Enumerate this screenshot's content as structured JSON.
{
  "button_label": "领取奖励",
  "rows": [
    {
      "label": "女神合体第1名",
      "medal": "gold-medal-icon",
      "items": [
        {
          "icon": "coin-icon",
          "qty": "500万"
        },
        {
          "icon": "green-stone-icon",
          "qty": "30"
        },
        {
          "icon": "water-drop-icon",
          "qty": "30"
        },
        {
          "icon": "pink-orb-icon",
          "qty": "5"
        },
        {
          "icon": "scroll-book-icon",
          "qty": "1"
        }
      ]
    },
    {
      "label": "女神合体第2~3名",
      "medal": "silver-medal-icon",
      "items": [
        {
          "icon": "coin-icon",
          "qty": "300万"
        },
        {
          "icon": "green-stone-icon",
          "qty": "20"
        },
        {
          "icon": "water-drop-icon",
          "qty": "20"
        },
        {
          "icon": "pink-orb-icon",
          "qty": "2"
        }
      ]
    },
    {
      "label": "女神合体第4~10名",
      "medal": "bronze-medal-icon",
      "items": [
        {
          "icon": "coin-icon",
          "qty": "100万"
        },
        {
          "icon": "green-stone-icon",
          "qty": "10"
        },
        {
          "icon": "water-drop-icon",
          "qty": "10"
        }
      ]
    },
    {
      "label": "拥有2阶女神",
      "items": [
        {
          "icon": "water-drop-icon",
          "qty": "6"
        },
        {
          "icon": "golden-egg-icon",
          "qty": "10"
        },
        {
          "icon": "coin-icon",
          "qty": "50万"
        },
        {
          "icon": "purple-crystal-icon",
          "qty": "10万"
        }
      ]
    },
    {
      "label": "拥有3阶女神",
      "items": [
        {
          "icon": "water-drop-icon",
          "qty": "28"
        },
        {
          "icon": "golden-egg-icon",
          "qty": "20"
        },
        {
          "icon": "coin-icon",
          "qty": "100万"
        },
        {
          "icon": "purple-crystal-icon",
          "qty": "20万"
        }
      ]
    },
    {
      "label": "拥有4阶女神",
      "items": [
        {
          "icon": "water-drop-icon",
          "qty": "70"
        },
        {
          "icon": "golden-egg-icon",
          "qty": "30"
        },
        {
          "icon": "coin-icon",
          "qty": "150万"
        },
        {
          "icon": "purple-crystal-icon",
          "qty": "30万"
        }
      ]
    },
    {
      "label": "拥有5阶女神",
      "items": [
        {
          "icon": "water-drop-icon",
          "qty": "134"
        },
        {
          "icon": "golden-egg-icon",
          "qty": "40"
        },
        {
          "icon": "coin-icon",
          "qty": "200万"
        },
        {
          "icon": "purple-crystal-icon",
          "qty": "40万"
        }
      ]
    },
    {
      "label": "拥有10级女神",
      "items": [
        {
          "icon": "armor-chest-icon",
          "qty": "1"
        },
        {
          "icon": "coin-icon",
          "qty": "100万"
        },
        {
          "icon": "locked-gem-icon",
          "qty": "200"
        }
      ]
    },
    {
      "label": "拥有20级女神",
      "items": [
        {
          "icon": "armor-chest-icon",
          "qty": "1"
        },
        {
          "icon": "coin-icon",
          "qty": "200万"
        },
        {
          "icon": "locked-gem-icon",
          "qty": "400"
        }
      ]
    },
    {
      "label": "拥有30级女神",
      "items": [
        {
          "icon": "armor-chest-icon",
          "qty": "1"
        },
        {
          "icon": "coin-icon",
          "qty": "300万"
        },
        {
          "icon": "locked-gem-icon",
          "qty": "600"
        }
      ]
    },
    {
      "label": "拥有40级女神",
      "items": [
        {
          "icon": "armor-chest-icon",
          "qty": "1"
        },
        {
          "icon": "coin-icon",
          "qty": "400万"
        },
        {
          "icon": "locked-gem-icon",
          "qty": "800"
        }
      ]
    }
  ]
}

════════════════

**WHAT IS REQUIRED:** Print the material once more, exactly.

**TASK SOLUTION:**
Enumerate this screenshot's content as structured JSON.
{
  "button_label": "领取奖励",
  "rows": [
    {
      "label": "女神合体第1名",
      "medal": "gold-medal-icon",
      "items": [
        {
          "icon": "coin-icon",
          "qty": "500万"
        },
        {
          "icon": "green-stone-icon",
          "qty": "30"
        },
        {
          "icon": "water-drop-icon",
          "qty": "30"
        },
        {
          "icon": "pink-orb-icon",
          "qty": "5"
        },
        {
          "icon": "scroll-book-icon",
          "qty": "1"
        }
      ]
    },
    {
      "label": "女神合体第2~3名",
      "medal": "silver-medal-icon",
      "items": [
        {
          "icon": "coin-icon",
          "qty": "300万"
        },
        {
          "icon": "green-stone-icon",
          "qty": "20"
        },
        {
          "icon": "water-drop-icon",
          "qty": "20"
        },
        {
          "icon": "pink-orb-icon",
          "qty": "2"
        }
      ]
    },
    {
      "label": "女神合体第4~10名",
      "medal": "bronze-medal-icon",
      "items": [
        {
          "icon": "coin-icon",
          "qty": "100万"
        },
        {
          "icon": "green-stone-icon",
          "qty": "10"
        },
        {
          "icon": "water-drop-icon",
          "qty": "10"
        }
      ]
    },
    {
      "label": "拥有2阶女神",
      "items": [
        {
          "icon": "water-drop-icon",
          "qty": "6"
        },
        {
          "icon": "golden-egg-icon",
          "qty": "10"
        },
        {
          "icon": "coin-icon",
          "qty": "50万"
        },
        {
          "icon": "purple-crystal-icon",
          "qty": "10万"
        }
      ]
    },
    {
      "label": "拥有3阶女神",
      "items": [
        {
          "icon": "water-drop-icon",
          "qty": "28"
        },
        {
          "icon": "golden-egg-icon",
          "qty": "20"
        },
        {
          "icon": "coin-icon",
          "qty": "100万"
        },
        {
          "icon": "purple-crystal-icon",
          "qty": "20万"
        }
      ]
    },
    {
      "label": "拥有4阶女神",
      "items": [
        {
          "icon": "water-drop-icon",
          "qty": "70"
        },
        {
          "icon": "golden-egg-icon",
          "qty": "30"
        },
        {
          "icon": "coin-icon",
          "qty": "150万"
        },
        {
          "icon": "purple-crystal-icon",
          "qty": "30万"
        }
      ]
    },
    {
      "label": "拥有5阶女神",
      "items": [
        {
          "icon": "water-drop-icon",
          "qty": "134"
        },
        {
          "icon": "golden-egg-icon",
          "qty": "40"
        },
        {
          "icon": "coin-icon",
          "qty": "200万"
        },
        {
          "icon": "purple-crystal-icon",
          "qty": "40万"
        }
      ]
    },
    {
      "label": "拥有10级女神",
      "items": [
        {
          "icon": "armor-chest-icon",
          "qty": "1"
        },
        {
          "icon": "coin-icon",
          "qty": "100万"
        },
        {
          "icon": "locked-gem-icon",
          "qty": "200"
        }
      ]
    },
    {
      "label": "拥有20级女神",
      "items": [
        {
          "icon": "armor-chest-icon",
          "qty": "1"
        },
        {
          "icon": "coin-icon",
          "qty": "200万"
        },
        {
          "icon": "locked-gem-icon",
          "qty": "400"
        }
      ]
    },
    {
      "label": "拥有30级女神",
      "items": [
        {
          "icon": "armor-chest-icon",
          "qty": "1"
        },
        {
          "icon": "coin-icon",
          "qty": "300万"
        },
        {
          "icon": "locked-gem-icon",
          "qty": "600"
        }
      ]
    },
    {
      "label": "拥有40级女神",
      "items": [
        {
          "icon": "armor-chest-icon",
          "qty": "1"
        },
        {
          "icon": "coin-icon",
          "qty": "400万"
        },
        {
          "icon": "locked-gem-icon",
          "qty": "800"
        }
      ]
    }
  ]
}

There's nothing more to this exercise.